Event director Elizabeth Inman gives a pretty simple response to the question of why people should come to this year’s Land Rover Burghley Horse Trials: why wouldn’t you come?
The event, taking place from September 3 to 6, is one of the top draws in the international equestrian calendar and will once again feature some of the world’s best riders battling it out in front of huge crowds.
But it’s not all about the horses. There is a huge shopping area, scores of food and drink outlets, activities for all ages and the chance to see part of the beautiful Burghley Park that is normally off limits to the general public.
Speaking at a press day at Burghley on Wednesday, Elizabeth, who has held the role of event director for 10 years, said: “From an equestrian perspective it’s the pinnacle of the autumn season at the level of Olympic sport.
“There is great excitement this year because we have reversed the cross country route. Some of the riders who are used to Burghley might not have that advantage any more. We’ve also got some first-timers and some local riders taking part.
“Anything can happen, but it’s likely that one of the top Olympic riders will take the honours.
A lot of people don’t realise it’s the equivalent of Wimbledon in this area.Event director Elizabeth Inman
“But there is something for everyone at Burghley. We have face painting for the children on all four days. You can shop until you drop. The trade stands offer all sorts of things. It’s just a lovely atmosphere. It’s very relaxed. You don’t have to understand horses to love the event.”
One hundred horses from nine countries across the globe will compete this year, with top riders from Australia, New Zealand and the US, along with the UK’s best taking part.
A special treat will be the first appearance of double Olympic gold medallist Michael Jung, from Germany, who will bring two of his top horses La Biosthetique and Fischerrocana.

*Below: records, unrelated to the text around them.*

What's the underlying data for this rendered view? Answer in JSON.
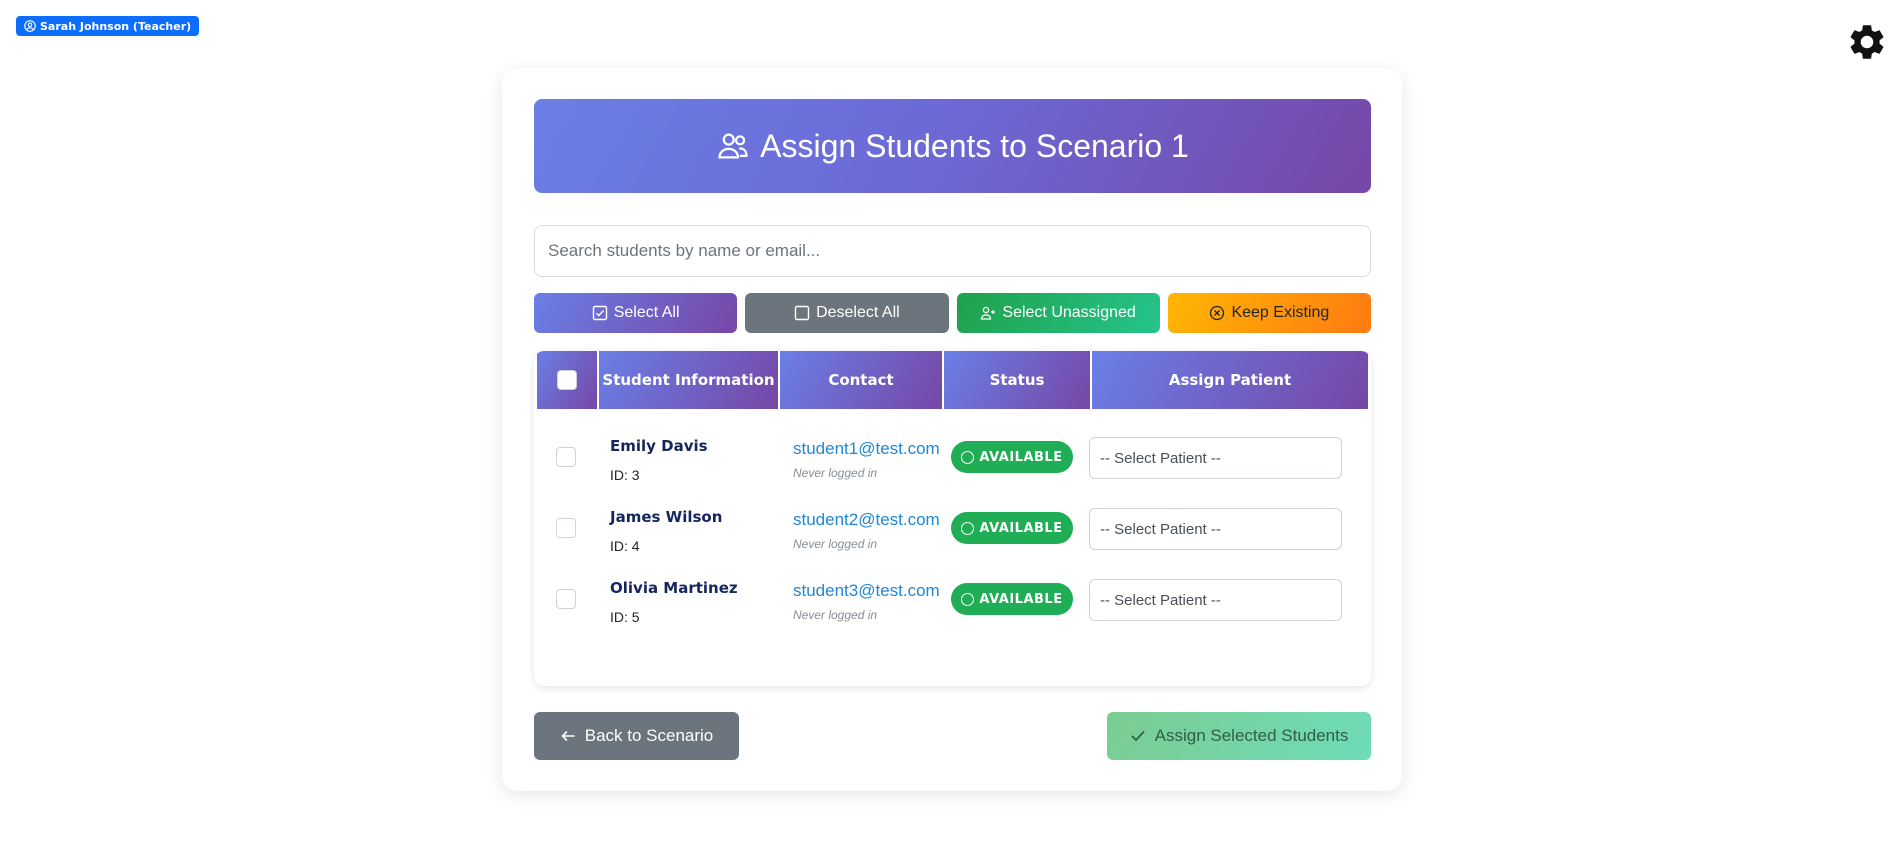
{
  "user_badge": {
    "label": "Sarah Johnson (Teacher)",
    "icon": "user-circle-icon"
  },
  "settings": {
    "icon": "gear-icon"
  },
  "banner": {
    "title": "Assign Students to Scenario 1",
    "icon": "users-icon"
  },
  "search": {
    "placeholder": "Search students by name or email...",
    "value": ""
  },
  "bulk_actions": {
    "select_all": "Select All",
    "deselect_all": "Deselect All",
    "select_unassigned": "Select Unassigned",
    "keep_existing": "Keep Existing"
  },
  "table": {
    "headers": [
      "Student Information",
      "Contact",
      "Status",
      "Assign Patient"
    ],
    "rows": [
      {
        "name": "Emily Davis",
        "id": "ID: 3",
        "email": "student1@test.com",
        "last_login": "Never logged in",
        "status": "AVAILABLE",
        "patient": "-- Select Patient --"
      },
      {
        "name": "James Wilson",
        "id": "ID: 4",
        "email": "student2@test.com",
        "last_login": "Never logged in",
        "status": "AVAILABLE",
        "patient": "-- Select Patient --"
      },
      {
        "name": "Olivia Martinez",
        "id": "ID: 5",
        "email": "student3@test.com",
        "last_login": "Never logged in",
        "status": "AVAILABLE",
        "patient": "-- Select Patient --"
      }
    ]
  },
  "footer": {
    "back_label": "Back to Scenario",
    "assign_label": "Assign Selected Students"
  },
  "colors": {
    "primary_gradient_start": "#6a7fe6",
    "primary_gradient_end": "#7647a6",
    "status_available": "#1fad55",
    "link": "#1e88d6"
  }
}
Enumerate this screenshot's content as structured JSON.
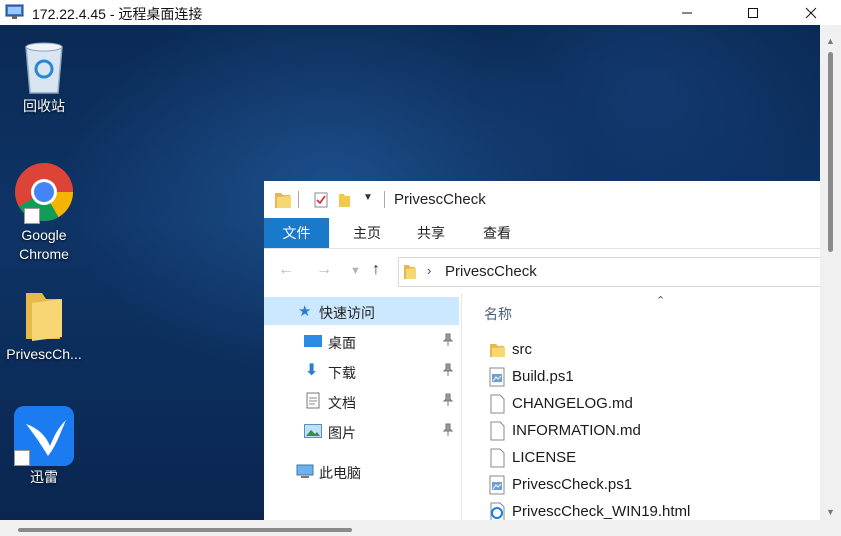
{
  "window": {
    "title": "172.22.4.45 - 远程桌面连接",
    "controls": [
      "minimize",
      "maximize",
      "close"
    ]
  },
  "desktop": {
    "icons": [
      {
        "label": "回收站",
        "icon": "recycle-bin-icon"
      },
      {
        "label": "Google Chrome",
        "icon": "chrome-icon"
      },
      {
        "label": "PrivescCh...",
        "icon": "folder-icon"
      },
      {
        "label": "迅雷",
        "icon": "xunlei-icon"
      }
    ]
  },
  "explorer": {
    "title": "PrivescCheck",
    "ribbon_tabs": [
      "文件",
      "主页",
      "共享",
      "查看"
    ],
    "address": {
      "path": "PrivescCheck"
    },
    "nav": {
      "quick_access": "快速访问",
      "items": [
        "桌面",
        "下载",
        "文档",
        "图片"
      ],
      "this_pc": "此电脑"
    },
    "content": {
      "column_name": "名称",
      "files": [
        {
          "name": "src",
          "type": "folder"
        },
        {
          "name": "Build.ps1",
          "type": "ps1"
        },
        {
          "name": "CHANGELOG.md",
          "type": "doc"
        },
        {
          "name": "INFORMATION.md",
          "type": "doc"
        },
        {
          "name": "LICENSE",
          "type": "doc"
        },
        {
          "name": "PrivescCheck.ps1",
          "type": "ps1"
        },
        {
          "name": "PrivescCheck_WIN19.html",
          "type": "html"
        }
      ]
    }
  }
}
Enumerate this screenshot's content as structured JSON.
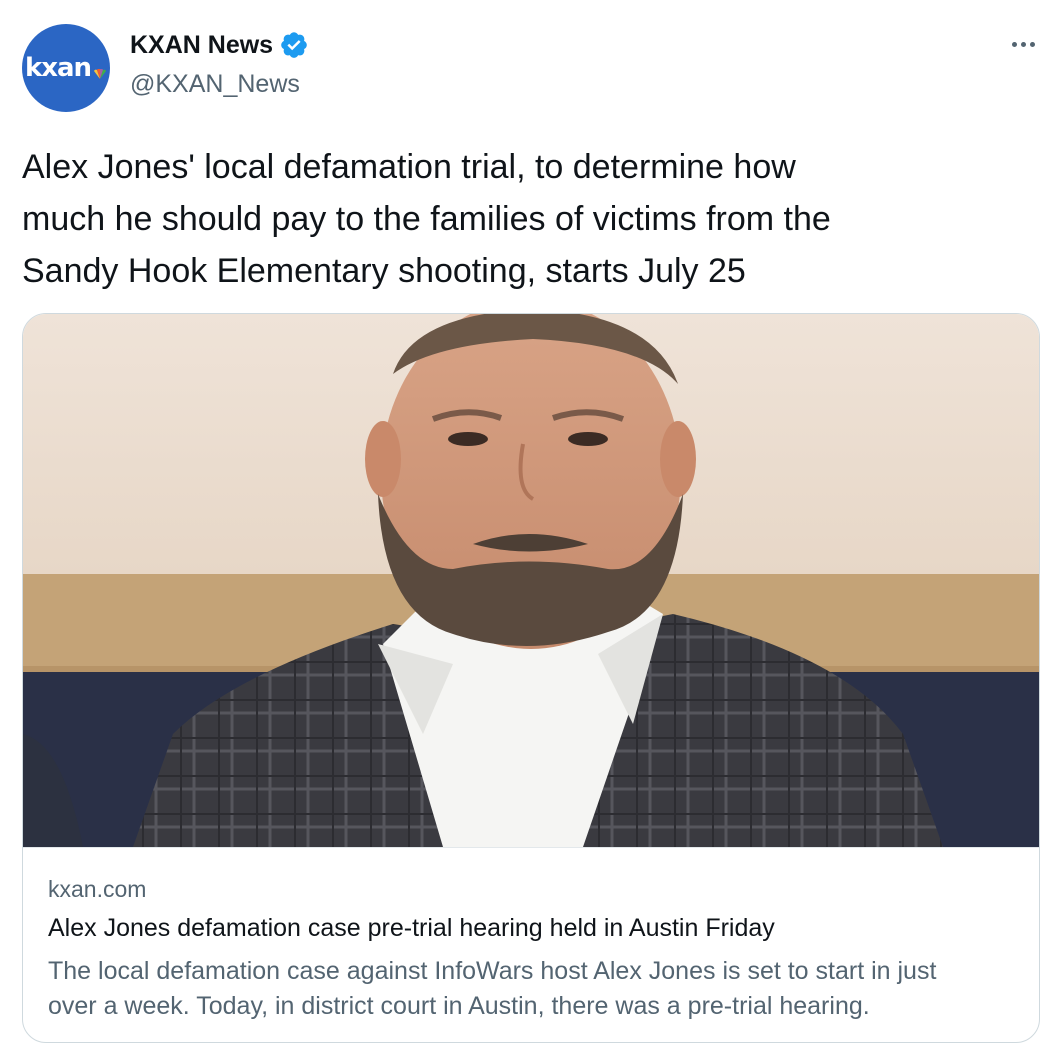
{
  "author": {
    "avatar_text": "kxan",
    "name": "KXAN News",
    "handle": "@KXAN_News",
    "verified": true,
    "verified_color": "#1d9bf0",
    "avatar_color": "#2b66c4"
  },
  "menu": {
    "icon": "more-dots-icon"
  },
  "tweet": {
    "text": "Alex Jones' local defamation trial, to determine how\nmuch he should pay to the families of victims from the\nSandy Hook Elementary shooting, starts July 25"
  },
  "card": {
    "domain": "kxan.com",
    "title": "Alex Jones defamation case pre-trial hearing held in Austin Friday",
    "description": "The local defamation case against InfoWars host Alex Jones is set to start in just\nover a week. Today, in district court in Austin, there was a pre-trial hearing."
  }
}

Sadly New Zealand’s Andrew Nicholson, who won the last three cross country titles on his horse Avebury, looks unlikely to compete after suffering a serious injury in a fall at the Festival of British Eventing at Gatcombe Park on Sunday.
But there will be plenty of British riders trying to impress selectors ahead of the 2016 Olympic Games in Rio.
Burghley’s global appeal means it is one of the top sporting events in the UK. Elizabeth said: “A lot of people don’t realise it’s the equivalent of Wimbledon in this area. It’s a mammoth exercise. We have a six week build time and three weeks taking it down.
“It’s one of the largest televised sporting events in the UK. Last year it was audited as the eighth biggest by attendance.”
Burghley may be a top international contest but it also has plenty of local connections.
Riding for the fourth year will be Ryhall’s Kerry Varley on Bluestone Luke. The pair completed the course for the first time last year, having been forced to withdraw in 2013 when the horse fractured his stifle - a joint in a horse’s hind leg equivalent to a human knee.
Kerry, based at Newstead Farm Stables, on the outskirts of Stamford, knows not to get too worked up before the event. She said: “We’re just keeping it calm. There’s no point in getting too excited. But everything is going to plan and he (Bluestone Luke) feels better than ever.”
Having finished the cross country course last year, Kerry is feeling slightly more relaxed ahead of this year’s event.
“My dream was to have a 4* completion (the highest level of difficulty in eventing). I had never actually got that result. So having done that last year, I’m going to enjoy it this year and try to lock in a better time.”
And Kerry will have plenty of support.
“It’s lovely because I’ve got local friends that have been joining me on the gallops. They are all really supportive and they will all be there watching.”
Also competing is Katie Barber, from Queniborough, who will be riding at Burghley for the first time. She said: “I’m really enjoying the build up. It’s really exciting. For me it’s the best 4* in the world.
“I have always been fairly local so for me it’s always been the most amazing event.”
Another highlight this year will be the appearance of the Rugby World Cup trophy ahead of this year’s tournament in England and Wales. Visitors will get the chance to see the Webb Ellis Cup and children will have the opportunity to audition to become a Rugby World Cup 2015 mascot. Auditions will take place on the Friday, Saturday and Sunday of the trials. One of the final jumps has even been designed to look like a rugby pitch, with mini grandstands at each end and a giant ball in the middle.
The trials are screened all over the world. But organisers are keen to acknowledge the support of the neighbouring community. Many people will lend a hand by temporarily turning their homes into “pop-up” bed and breakfasts to house visiting members of the media.
The idea launched successfully at last year’s trials and will happen again this year.
Sarah Wicks, from Ramsey, is offering a bedroom. She said: “We have horses at home so I thought it would be lovely to have someone who is horse-savvy to stay with us.”